4. Pop Language

What is pop language?; hip talk; hip talk and gender

Methods of Instruction

Lectures, in-class tutorials, group work, group discussion, problem solving, data analysis, short reports by students

Means of Assessment

A typical assessment would include the following elements:

  • Attendance/participation/preparation 15%
  • Short oral reports as part of in class discussions 25%
  • 4 Assignments at 5% each (data analysis) 20%
  • 4 exams to a total of 20%
  • Portfolio 5% (to accompany the poster, as a way of keeping track of the progress)
  • Poster presentation 15% (final work)

(Note: no assignment will be more than 20%)

Learning Outcomes

Students will develop an appreciation of cultural diversity by analyzing a variety of language samples drawn among different languages, Indo-European and non-Indo-European.

By the end of term, the successful student will:

  • better understand the role the non-structural parts play in language
  • acquire some strategies to analyse and compare language samples
  • appreciate cultural diversity and be aware that different cultures may have different linguistic strategies to encode concepts

course prerequisites

None

Corequisites

None

curriculum guidelines

Course Guidelines for previous years are viewable by selecting the version desired. If you took this course and do not see a listing for the starting semester/year of the course, consider the previous version as the applicable version.

course schedule and availability
course transferability

Below shows how this course and its credits transfer within the BC transfer system. 

A course is considered university-transferable (UT) if it transfers to at least one of the five research universities in British Columbia: University of British Columbia; University of British Columbia-Okanagan; Simon Fraser University; University of Victoria; and the University of Northern British Columbia.

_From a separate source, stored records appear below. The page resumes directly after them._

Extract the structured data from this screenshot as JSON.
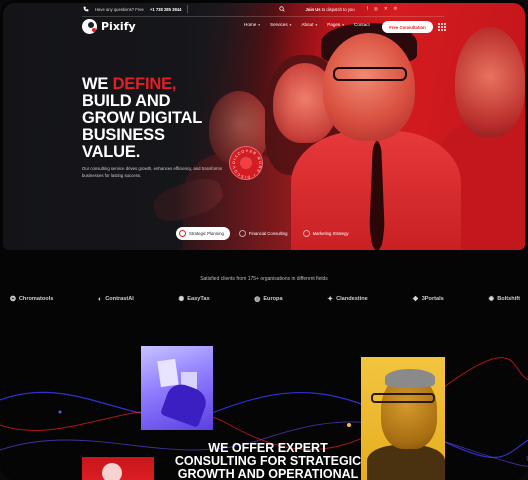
{
  "topbar": {
    "question_label": "Have any questions? Free",
    "phone": "+1 738 285 3844",
    "join_prefix": "Join Us",
    "join_text": "to dispatch to you"
  },
  "brand": {
    "name": "Pixify"
  },
  "nav": {
    "items": [
      {
        "label": "Home",
        "has_dropdown": true
      },
      {
        "label": "Services",
        "has_dropdown": true
      },
      {
        "label": "About",
        "has_dropdown": true
      },
      {
        "label": "Pages",
        "has_dropdown": true
      },
      {
        "label": "Contact",
        "has_dropdown": false
      }
    ],
    "cta": "Free Consultation"
  },
  "hero": {
    "headline_line1_white": "WE ",
    "headline_line1_red": "DEFINE,",
    "headline_line2": "BUILD AND",
    "headline_line3": "GROW DIGITAL",
    "headline_line4": "BUSINESS",
    "headline_line5": "VALUE.",
    "subtext": "Our consulting service drives growth, enhances efficiency, and transforms businesses for lasting success.",
    "badge_text": "DISCOVER MORE",
    "tabs": [
      {
        "label": "Strategic Planning",
        "active": true
      },
      {
        "label": "Financial Consulting",
        "active": false
      },
      {
        "label": "Marketing Strategy",
        "active": false
      }
    ]
  },
  "clients": {
    "title": "Satisfied clients from 175+ organisations in different fields",
    "logos": [
      {
        "name": "Chromatools",
        "icon": "swirl-icon"
      },
      {
        "name": "ContrastAI",
        "icon": "half-circle-icon"
      },
      {
        "name": "EasyTax",
        "icon": "spiral-icon"
      },
      {
        "name": "Europa",
        "icon": "globe-icon"
      },
      {
        "name": "Clandestine",
        "icon": "bolt-icon"
      },
      {
        "name": "3Portals",
        "icon": "portal-icon"
      },
      {
        "name": "Boltshift",
        "icon": "gear-icon"
      }
    ]
  },
  "services": {
    "title_line1": "WE OFFER EXPERT",
    "title_line2": "CONSULTING FOR STRATEGIC",
    "title_line3": "GROWTH AND OPERATIONAL"
  },
  "colors": {
    "accent_red": "#e21e26",
    "dark": "#1d1e23",
    "violet": "#6a4cff",
    "gold": "#f0c03a"
  }
}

For more information on transfer visit the BC Transfer Guide and BCCAT websites.

assessments

If your course prerequisites indicate that you need an assessment, please see our Assessment page for more information.